acetamiprid:  every 14 days
carbaryl:  every 14 - 21 days
malathion:  every 7 days
gamma-cyhalothrin:  every 14 days
bifenthrin:  every 14 days; pears only


hort. oil:  lasts 5-7 days for killing eggs; use at beginning of each generation; apply at 1% rate only when temperatures are below 80; follow up with a different product


spinosad:  every 7 days
codling moth virus can only be purchased online

acetamiprid

Ortho Max Flower, Fruit, and Veg.

carbaryl

Sevin, Bonide Fruit Tree Spray, etc.

malathion

Malathion

gamma-cyhalothrin

Spectracide Triazicide

bifenthrin

Ortho Max Lawn and Garden Insect Killer

 

 

Soft/organic

 

hort. oil (1%)

Many products

spinosad

Green Light Lawn and Garden Spinosad; Gardens Alive Bull’s Eye; Ferti-Lome Borer, Bagworm, Leafminer & Tent Caterpillar; Monterey Garden Insect Spray; Natural Guard

codling moth virus

Virosoft, Cyd-X

Peach twig borer

peach, nectarine

Conventional

 

see comments under Codling Moth

permethrin:  every 14 days; this ingredient is becoming less available in stores

Surround:  every 3-5 days; works to repel, not kill insects; only moderate control; must purchase online

acetamiprid

Ortho Max Flower, Fruit & Veg

carbaryl

Sevin, Bonide Fruit Tree Spray, etc.

malathion

Malathion

permethrin

Basic Solutions Yard & Garden, Bonide Eight

 

 

Soft/organic

 

spinosad

see ‘codling moth’ above

kaolin clay

Surround

Greater peachtree borer

peach, nectarine, apricot

permethrin

Bonide Eight, Green Light Borer Killer, Bonide Borer-Miner Killer, Enforcer Outdoor Insect Killer, Hi-Yield Broad Use Including Gardens; Lilly Miller Multi-Purpose Insect Spray
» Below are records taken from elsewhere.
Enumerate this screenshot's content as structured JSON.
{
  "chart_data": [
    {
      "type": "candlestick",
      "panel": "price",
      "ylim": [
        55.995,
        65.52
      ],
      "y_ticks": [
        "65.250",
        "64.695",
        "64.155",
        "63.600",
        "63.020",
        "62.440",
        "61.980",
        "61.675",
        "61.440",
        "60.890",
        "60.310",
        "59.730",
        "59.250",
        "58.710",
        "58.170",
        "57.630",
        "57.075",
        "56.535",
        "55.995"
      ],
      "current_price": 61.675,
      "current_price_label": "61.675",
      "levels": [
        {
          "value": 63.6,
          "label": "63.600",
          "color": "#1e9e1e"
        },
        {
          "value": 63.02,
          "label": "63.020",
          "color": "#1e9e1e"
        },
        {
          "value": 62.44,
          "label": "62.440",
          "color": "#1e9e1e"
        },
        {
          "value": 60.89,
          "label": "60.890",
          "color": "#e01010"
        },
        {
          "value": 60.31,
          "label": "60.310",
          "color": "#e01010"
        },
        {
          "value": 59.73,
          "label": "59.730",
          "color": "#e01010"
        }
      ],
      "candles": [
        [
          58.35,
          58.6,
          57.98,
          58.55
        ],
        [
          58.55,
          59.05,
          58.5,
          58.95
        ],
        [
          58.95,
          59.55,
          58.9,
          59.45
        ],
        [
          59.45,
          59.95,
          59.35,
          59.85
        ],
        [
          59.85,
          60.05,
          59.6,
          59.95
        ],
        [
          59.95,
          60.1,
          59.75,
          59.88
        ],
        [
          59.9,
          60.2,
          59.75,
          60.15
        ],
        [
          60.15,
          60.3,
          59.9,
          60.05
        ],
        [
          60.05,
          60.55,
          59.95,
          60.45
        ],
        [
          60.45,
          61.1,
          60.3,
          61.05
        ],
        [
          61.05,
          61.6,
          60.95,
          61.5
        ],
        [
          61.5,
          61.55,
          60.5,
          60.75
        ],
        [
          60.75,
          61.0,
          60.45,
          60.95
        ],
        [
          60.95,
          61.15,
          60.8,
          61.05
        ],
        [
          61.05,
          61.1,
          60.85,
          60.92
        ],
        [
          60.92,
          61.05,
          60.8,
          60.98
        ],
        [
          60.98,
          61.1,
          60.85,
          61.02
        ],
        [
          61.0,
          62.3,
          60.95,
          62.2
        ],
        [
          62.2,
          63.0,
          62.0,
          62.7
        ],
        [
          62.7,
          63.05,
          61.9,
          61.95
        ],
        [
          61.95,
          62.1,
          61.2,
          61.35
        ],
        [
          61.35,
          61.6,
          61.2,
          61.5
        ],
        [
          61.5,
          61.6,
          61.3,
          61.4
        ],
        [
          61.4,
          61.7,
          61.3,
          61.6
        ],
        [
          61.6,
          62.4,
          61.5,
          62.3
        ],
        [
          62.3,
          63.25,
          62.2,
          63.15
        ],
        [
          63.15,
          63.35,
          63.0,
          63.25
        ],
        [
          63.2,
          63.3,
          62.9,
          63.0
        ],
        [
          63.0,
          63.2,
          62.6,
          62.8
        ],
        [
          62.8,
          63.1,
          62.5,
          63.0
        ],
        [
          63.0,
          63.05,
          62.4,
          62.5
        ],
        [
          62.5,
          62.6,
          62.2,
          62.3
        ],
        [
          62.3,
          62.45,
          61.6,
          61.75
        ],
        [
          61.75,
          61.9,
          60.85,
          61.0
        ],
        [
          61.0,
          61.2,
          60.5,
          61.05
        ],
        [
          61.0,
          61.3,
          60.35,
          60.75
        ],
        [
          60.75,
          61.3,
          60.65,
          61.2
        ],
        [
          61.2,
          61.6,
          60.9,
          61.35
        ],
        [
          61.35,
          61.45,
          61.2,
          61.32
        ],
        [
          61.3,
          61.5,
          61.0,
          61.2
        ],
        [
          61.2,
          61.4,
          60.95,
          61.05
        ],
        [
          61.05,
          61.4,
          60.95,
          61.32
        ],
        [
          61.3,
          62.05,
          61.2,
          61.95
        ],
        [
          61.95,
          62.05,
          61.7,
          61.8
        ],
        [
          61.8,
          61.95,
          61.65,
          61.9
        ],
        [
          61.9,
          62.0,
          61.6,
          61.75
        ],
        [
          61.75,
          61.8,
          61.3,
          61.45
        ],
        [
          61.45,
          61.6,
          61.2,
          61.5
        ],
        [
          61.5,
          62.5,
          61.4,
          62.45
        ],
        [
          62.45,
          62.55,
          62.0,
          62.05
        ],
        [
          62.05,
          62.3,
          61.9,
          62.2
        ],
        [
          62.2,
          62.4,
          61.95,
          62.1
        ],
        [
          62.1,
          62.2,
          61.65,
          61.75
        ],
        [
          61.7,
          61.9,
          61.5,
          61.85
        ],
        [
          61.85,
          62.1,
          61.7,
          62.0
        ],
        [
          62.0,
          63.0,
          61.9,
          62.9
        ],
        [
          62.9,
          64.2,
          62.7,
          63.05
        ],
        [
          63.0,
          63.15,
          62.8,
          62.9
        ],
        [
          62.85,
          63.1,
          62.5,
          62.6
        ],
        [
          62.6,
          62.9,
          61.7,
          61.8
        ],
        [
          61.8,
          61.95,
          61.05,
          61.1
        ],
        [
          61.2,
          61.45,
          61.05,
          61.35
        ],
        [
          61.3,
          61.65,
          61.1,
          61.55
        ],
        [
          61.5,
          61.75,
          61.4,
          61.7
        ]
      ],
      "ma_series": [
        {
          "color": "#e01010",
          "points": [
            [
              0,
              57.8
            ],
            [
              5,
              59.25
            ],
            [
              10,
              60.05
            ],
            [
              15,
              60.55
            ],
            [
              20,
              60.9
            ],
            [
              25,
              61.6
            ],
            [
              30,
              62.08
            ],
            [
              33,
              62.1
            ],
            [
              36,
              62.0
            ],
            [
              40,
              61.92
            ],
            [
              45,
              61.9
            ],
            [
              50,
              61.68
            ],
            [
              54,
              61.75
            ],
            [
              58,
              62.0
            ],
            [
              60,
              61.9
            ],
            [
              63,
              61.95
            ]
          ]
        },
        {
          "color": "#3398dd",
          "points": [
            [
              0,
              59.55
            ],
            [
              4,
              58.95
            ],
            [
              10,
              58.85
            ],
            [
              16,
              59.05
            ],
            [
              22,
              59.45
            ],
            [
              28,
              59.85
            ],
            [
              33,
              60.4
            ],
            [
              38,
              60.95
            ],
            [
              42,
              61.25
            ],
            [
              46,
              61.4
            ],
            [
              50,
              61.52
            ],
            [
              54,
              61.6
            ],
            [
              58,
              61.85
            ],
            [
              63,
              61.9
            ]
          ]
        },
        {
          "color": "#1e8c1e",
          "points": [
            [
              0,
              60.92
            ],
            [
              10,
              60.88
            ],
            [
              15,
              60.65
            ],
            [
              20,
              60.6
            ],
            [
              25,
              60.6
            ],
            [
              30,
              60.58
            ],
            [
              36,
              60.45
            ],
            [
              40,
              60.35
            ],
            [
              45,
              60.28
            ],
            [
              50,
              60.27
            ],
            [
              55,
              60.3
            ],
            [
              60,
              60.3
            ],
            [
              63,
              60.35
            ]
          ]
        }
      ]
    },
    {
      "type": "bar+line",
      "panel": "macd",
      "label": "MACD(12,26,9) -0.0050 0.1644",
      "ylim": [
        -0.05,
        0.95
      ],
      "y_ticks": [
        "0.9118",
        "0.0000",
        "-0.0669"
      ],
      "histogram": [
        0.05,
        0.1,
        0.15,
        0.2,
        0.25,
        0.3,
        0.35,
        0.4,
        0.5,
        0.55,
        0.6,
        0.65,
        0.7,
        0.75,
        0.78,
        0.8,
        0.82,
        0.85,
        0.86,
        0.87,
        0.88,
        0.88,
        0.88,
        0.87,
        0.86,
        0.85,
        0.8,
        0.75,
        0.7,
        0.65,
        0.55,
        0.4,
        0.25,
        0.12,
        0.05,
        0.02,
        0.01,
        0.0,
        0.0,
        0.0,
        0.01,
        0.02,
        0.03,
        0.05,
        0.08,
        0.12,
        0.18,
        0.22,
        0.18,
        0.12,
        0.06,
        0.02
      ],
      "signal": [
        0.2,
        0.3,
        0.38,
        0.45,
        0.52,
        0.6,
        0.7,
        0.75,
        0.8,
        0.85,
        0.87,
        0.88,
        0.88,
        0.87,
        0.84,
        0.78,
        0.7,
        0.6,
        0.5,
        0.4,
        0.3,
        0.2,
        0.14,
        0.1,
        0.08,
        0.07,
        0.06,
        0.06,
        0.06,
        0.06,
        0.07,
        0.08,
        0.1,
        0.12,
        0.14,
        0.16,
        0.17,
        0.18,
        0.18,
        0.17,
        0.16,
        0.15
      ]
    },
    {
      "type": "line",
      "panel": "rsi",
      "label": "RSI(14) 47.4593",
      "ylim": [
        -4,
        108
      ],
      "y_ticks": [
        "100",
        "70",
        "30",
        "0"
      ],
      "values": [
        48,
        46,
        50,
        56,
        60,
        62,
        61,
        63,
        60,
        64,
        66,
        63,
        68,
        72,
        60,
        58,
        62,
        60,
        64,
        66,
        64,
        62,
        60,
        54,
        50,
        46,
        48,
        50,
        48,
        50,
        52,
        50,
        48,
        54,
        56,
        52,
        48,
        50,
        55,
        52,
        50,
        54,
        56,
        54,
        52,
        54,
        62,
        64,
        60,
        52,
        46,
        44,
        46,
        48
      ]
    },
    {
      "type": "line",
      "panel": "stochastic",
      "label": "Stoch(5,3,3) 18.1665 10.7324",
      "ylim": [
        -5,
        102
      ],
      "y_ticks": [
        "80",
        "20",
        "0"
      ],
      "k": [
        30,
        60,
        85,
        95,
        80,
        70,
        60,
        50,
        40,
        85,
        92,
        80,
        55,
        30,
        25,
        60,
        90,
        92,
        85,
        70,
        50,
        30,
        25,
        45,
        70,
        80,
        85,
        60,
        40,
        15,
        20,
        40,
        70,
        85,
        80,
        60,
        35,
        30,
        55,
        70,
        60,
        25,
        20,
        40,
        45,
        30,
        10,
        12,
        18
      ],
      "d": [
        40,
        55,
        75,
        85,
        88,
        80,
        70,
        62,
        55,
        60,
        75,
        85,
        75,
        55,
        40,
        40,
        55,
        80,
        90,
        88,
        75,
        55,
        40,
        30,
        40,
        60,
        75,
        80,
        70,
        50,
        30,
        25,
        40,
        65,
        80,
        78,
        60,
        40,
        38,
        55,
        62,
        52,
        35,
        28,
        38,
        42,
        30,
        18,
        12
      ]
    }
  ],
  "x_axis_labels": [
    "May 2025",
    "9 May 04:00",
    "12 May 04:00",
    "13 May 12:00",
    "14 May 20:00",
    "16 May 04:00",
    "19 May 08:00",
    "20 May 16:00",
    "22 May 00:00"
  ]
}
permethrin:  apply every 14-21 days until mid-September in highly infested areas; apply twice (now and one month later) in low infestations

carbaryl:  must be applied every 7 days

carbaryl

Sevin, Bonide Fruit Tree Spray

Powdery mildew

all fruit trees

bayleton

Bonide

do not apply lime sulfur when temperature is over 75 degrees F

Neem oil and Kaligreen are organic options

lime sulfur

Lilly Miller

propiconazole

Ferti-Lome

neem oil

Garden Safe

potassium bicarbonate

Kaligreen

 


Precautionary Statement:  Utah State University Extension and its employees are not responsible for the use, misuse, or damage caused by application or misapplication of products or information mentioned in this document.  All pesticides are labeled with ingredients, instructions, and risks.  The pesticide applicator is legally responsible for proper use.  USU makes no endorsement of the products listed herein.